** WHAT IS EXPECTED **
Retype the records below so that each one matches exactly.
-- PROVIDED ENTRIES follows --
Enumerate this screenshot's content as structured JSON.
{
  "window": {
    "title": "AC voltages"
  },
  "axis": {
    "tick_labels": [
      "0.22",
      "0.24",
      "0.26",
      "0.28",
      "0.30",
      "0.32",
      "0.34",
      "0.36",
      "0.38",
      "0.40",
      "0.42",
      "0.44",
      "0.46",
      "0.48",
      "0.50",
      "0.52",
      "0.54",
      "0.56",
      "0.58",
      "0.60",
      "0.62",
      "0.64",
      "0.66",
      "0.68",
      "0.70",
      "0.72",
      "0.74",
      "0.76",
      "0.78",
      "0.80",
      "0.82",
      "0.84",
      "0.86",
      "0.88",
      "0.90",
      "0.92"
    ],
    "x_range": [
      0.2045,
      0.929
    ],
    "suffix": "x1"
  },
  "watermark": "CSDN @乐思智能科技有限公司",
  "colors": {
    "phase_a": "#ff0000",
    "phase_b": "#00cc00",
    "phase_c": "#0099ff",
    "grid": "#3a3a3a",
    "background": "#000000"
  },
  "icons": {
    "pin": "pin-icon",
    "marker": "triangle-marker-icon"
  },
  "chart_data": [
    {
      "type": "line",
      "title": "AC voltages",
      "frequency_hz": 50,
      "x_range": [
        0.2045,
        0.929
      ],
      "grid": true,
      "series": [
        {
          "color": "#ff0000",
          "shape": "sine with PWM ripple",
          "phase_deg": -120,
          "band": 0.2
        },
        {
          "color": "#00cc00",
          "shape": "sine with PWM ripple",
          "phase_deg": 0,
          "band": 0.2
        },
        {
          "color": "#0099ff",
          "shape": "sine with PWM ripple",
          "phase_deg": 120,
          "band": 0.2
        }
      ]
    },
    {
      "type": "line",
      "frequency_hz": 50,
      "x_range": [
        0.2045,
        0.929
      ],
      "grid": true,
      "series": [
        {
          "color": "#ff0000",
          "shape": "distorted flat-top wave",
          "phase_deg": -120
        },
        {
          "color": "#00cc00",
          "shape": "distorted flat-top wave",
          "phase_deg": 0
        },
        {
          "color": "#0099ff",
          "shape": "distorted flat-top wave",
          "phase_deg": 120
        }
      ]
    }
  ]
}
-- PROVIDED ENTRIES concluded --
** WRITTEN ANSWER **
Enumerate this screenshot's content as structured JSON.
{
  "window": {
    "title": "AC voltages"
  },
  "axis": {
    "tick_labels": [
      "0.22",
      "0.24",
      "0.26",
      "0.28",
      "0.30",
      "0.32",
      "0.34",
      "0.36",
      "0.38",
      "0.40",
      "0.42",
      "0.44",
      "0.46",
      "0.48",
      "0.50",
      "0.52",
      "0.54",
      "0.56",
      "0.58",
      "0.60",
      "0.62",
      "0.64",
      "0.66",
      "0.68",
      "0.70",
      "0.72",
      "0.74",
      "0.76",
      "0.78",
      "0.80",
      "0.82",
      "0.84",
      "0.86",
      "0.88",
      "0.90",
      "0.92"
    ],
    "x_range": [
      0.2045,
      0.929
    ],
    "suffix": "x1"
  },
  "watermark": "CSDN @乐思智能科技有限公司",
  "colors": {
    "phase_a": "#ff0000",
    "phase_b": "#00cc00",
    "phase_c": "#0099ff",
    "grid": "#3a3a3a",
    "background": "#000000"
  },
  "icons": {
    "pin": "pin-icon",
    "marker": "triangle-marker-icon"
  },
  "chart_data": [
    {
      "type": "line",
      "title": "AC voltages",
      "frequency_hz": 50,
      "x_range": [
        0.2045,
        0.929
      ],
      "grid": true,
      "series": [
        {
          "color": "#ff0000",
          "shape": "sine with PWM ripple",
          "phase_deg": -120,
          "band": 0.2
        },
        {
          "color": "#00cc00",
          "shape": "sine with PWM ripple",
          "phase_deg": 0,
          "band": 0.2
        },
        {
          "color": "#0099ff",
          "shape": "sine with PWM ripple",
          "phase_deg": 120,
          "band": 0.2
        }
      ]
    },
    {
      "type": "line",
      "frequency_hz": 50,
      "x_range": [
        0.2045,
        0.929
      ],
      "grid": true,
      "series": [
        {
          "color": "#ff0000",
          "shape": "distorted flat-top wave",
          "phase_deg": -120
        },
        {
          "color": "#00cc00",
          "shape": "distorted flat-top wave",
          "phase_deg": 0
        },
        {
          "color": "#0099ff",
          "shape": "distorted flat-top wave",
          "phase_deg": 120
        }
      ]
    }
  ]
}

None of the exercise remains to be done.